Food Standards Scotland (FSS) has published its five-year strategy today (17 August) outlining how the organisation plans to achieve its vision to create a food and drink environment in Scotland that benefits, protects and is trusted by consumers.
FSS was launched in April 2015 by the Scottish Government to deliver independent, consistent, evidence-based and consumer-focused information as it works to protect public health, help improve the Scottish diet and protect the interests of consumers in relation to food.
The new Strategy highlights FSS’s broad remit as the authoritative voice on food issues, giving out clear advice on nutrition, food safety, and food and feed policy. In doing this, FSS will put consumers first, aiming to be a credible, consistent and trusted voice on food matters in Scotland.
The Strategy sets out six strategic outcomes that will be the focus of what FSS will do up to 2021:
- Food is safe
- Food is authentic
- Consumers have healthier diets
- Responsible food businesses flourish
- FSS is a trust organisation
- FSS is efficient and effective
FSS Chair Ross Finnie, said: “FSS has a crucial role to play in improving public health. Putting consumers first is at the heart of this Strategy, and provides a framework to achieve our vision to create a food and drink environment in Scotland that benefits, protects and is trusted by consumers.
“FSS has also developed a three-year Corporate Plan showing what we’ll do to deliver that vision by consistently putting consumers first in relation to food safety, food standards and healthy eating.
“Poor diet is one of the most significant causes of ill health in Scotland. FSS Chief Executive Geoff Ogle, said: “We cannot continue on our current trajectory towards 40% of the population in Scotland being obese by 2030, so making an impact on the dietary contribution to obesity is a priority for FSS. Our Strategy and Corporate Plan set out what we will do to help people in Scotland to live longer, healthier lives.”
The food and drink sector is a significant part of Scotland’s economy, employing some 350,000 people in Scotland.
Mr Ogle, said: “While Scotland’s food and drink sector continues to flourish and contribute to the Scottish economy, there remain significant challenges around food, diet and public health.
“Our efforts must be focussed on working collaboratively with stakeholders to address these and other challenges related to the consumer interest, ensuring that consumers’ health and wellbeing is protected, and that they can have confidence in the safety and authenticity of food they buy.
“Earning and keeping consumers’ trust is central to our success and we will act independently on their behalf. We must also earn the trust of those we regulate in the food industry.
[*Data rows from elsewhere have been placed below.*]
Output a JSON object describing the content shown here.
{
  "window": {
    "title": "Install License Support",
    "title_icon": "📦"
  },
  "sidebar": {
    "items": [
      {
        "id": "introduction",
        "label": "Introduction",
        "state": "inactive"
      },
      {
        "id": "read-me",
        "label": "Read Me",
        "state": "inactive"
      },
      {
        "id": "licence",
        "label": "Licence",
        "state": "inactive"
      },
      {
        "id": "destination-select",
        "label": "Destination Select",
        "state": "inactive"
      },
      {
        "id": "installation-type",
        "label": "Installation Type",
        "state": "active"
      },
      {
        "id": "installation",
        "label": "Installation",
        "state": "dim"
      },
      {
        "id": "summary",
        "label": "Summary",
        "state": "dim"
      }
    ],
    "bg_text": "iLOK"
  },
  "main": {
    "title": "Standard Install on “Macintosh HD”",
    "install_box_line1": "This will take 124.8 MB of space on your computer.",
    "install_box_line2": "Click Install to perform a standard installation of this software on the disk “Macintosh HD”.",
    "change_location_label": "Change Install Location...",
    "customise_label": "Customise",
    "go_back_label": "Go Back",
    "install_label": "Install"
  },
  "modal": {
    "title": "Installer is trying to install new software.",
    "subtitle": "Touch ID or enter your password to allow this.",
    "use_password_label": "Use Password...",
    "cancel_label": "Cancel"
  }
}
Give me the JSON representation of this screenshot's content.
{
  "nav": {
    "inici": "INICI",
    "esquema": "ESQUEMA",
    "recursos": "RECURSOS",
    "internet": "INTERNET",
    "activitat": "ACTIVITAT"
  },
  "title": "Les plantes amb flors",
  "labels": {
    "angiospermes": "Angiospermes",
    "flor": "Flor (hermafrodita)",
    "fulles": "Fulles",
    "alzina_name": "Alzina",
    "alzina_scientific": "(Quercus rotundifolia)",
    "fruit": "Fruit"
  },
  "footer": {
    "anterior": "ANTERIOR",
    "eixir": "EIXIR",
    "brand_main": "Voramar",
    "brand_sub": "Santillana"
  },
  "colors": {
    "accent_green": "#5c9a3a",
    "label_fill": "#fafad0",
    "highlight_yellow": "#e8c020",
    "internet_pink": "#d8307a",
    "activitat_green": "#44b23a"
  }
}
“Strong partnership working and collaboration will be essential for success – FSS will work with central and local government, with industry, other regulators, the third sector and with the public.”